Tuesday, January 20, 2009

The Right Approach to Conflict

No matter what your politics, I imagine that you had to be inspired by today's inauguration. The piece that I heard from our new President that's resonating with me as mediator was this: "To our enemies: We will extend a hand, if you will unclench a fist." The idea of beginning a Presidential term (or any negotiation) with an outstretched hand, and by encouraging the opposing parties to do the same, struck me as rather brilliant. How difficult is it to begin a mediation with a handshake instead of a wagging finger, or a vigorous shake of the head? We're undoubtedly off to a great start and this is good advice that extends beyond grand diplomatic efforts to everyday litigated disputes. There is much to be learned from President Obama. A man of mixed heritage (Kenyan and Kansan) has instincts that allow him to adapt to inherent conflict and feel comfortable--through a simple outstretched hand, and an adaptable nature. Like a chameleon, his personal heritage allows him to glimpse varying perspectives and appeal to 88% of Americans! I, for one, have high hopes that the rhetoric will be an inspiration towards more handshakes, true diplomacy and more peaceful times ahead.

Saturday, January 3, 2009

Journalism and Mediation

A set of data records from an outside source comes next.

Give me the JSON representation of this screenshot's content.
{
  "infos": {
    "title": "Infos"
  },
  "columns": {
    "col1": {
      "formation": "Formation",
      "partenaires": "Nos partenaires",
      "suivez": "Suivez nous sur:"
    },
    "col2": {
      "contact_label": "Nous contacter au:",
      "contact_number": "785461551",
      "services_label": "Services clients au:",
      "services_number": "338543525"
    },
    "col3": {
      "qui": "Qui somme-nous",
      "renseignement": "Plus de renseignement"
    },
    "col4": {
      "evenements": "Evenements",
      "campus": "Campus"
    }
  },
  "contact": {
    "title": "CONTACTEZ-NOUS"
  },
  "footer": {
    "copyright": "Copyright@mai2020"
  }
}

I have long been considering the skills of a highly trained journalist to mediation. Last evening, I saw the excellent film, "Frost/Nixon" and it crystallized the analogy for me. Like a journalist, the mediator must be deliberate and well prepared to ask the appropriate questions. A good mediator will also know when to follow up and dig further, and when to remain quiet and still and allow the underlying issues to surface. A good mediator will never gloat when the truth comes out, but rather calmly offer a hand and allow the perspective to be taken by the parties in conflict on their own following the emotional pitch point. A mediator, like a television interviewer, will know when to "lean in" to the conflict, and when the boxing match has turned the score against her, with the upper hand going to the disputants. And above all, a good mediator will know when to wear the Italian loafers to the hearing and when it's necessary to go with lace-ups. I highly recommend you to see the film.